Motherhood has a very humanizing effect. Everything gets reduced to essentials. ~Meryl Streep

Any mother could perform the jobs of several air traffic controllers with ease. ~Lisa Alther

Now, as always, the most automated appliance in a household is the mother. ~Beverly Jones

Thursday, July 21, 2011

Brothers at Easter

Last week was our local Korean Camp. They have a three year old program, the Tiger Tots. BB attended for two half days. He absolutely loved it. They made bookmarks with their Korean names on them, prepared bibimbop, rolled kimbop, and sang Korean songs. He was able to hear traditional Korean drumming, see a martial arts demonstration, and watch a dragon dance. He has been talking about it ever since. He is already getting prepared to go to the "Bunny" room next year and keeps asking me when it will be time to go again.

Last week was also an informal gathering at my house and the our adoption agency's picnic. We spent most of the week with other families created through adoption and Korean adoptees.

Although we talk about adoption and Korea all the time, I have never been that sure BB has even a basic (developmentally appropriate) understanding of what it all means. We frequently tell his adoption story, from the decision his birth mother made to his first hours at home. Up until last week, he never asked many questions or made many comments related to his adoption story.

On the way home from a family event on Sunday, out of the blue, he asked if he had "brothers at Easter." It took me a minute to figure out the question. He knows he had brothers at his foster parent's house. He wanted to know if he had brothers at Eastern Babies Home. That night we looked at the pictures in the book "When You Were born in Korea" by Brian Boyd and Steve Wunrow.  He told me that the babies in the book were him. He wanted to know if they had toys there. He made a plan to visit them and bring them "BG's milk."  At one point he said he was going to pretend I was his birth mother. When I explained that his birth mother lives in Korea, he said he just wanted to pretend. A little later in the week BB asked me if one of his classmates is Korean (she is, and she is not adopted).

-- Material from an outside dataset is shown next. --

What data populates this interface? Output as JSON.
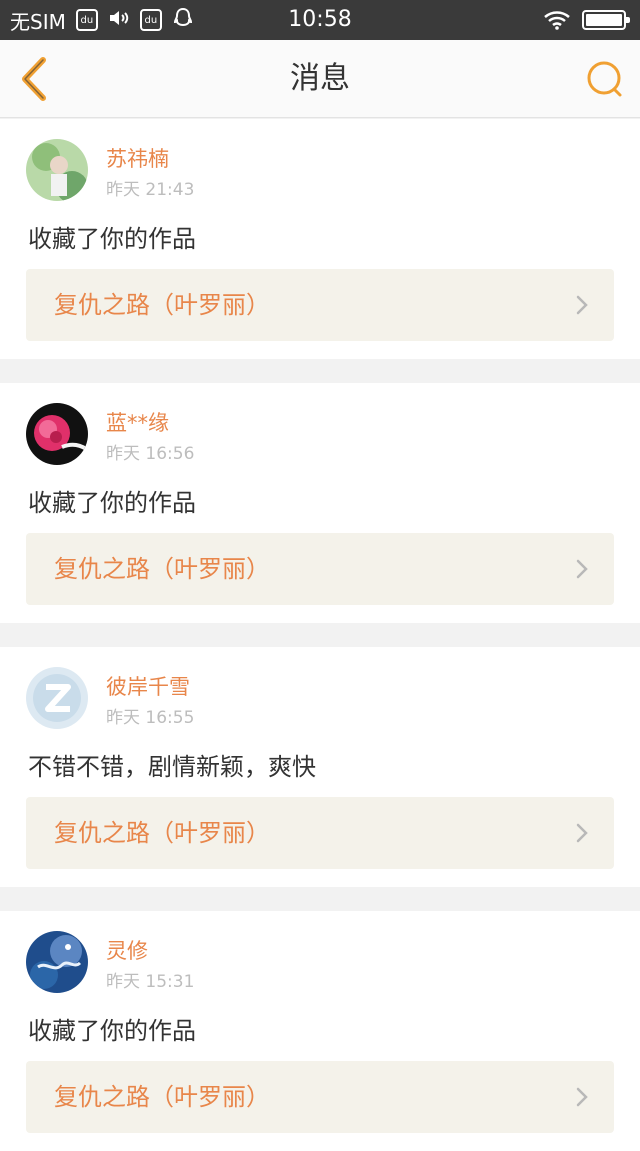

Even though he is only 3 and 1/2, I am amazed to witness the emerging understanding of his life story. He definitely does not understand all parts of it yet, but these questions tell me that he is starting to wonder about these aspects of his life. I hope that I do the right thing, in the right way, for both my children. They will each process these questions differently, and have different needs, as they go through the process of understanding where they came from and who they are. Everyday I pray I am able to tell their story, and answer their questions, in a way that helps them understand the happy and sad parts of the journey they are on.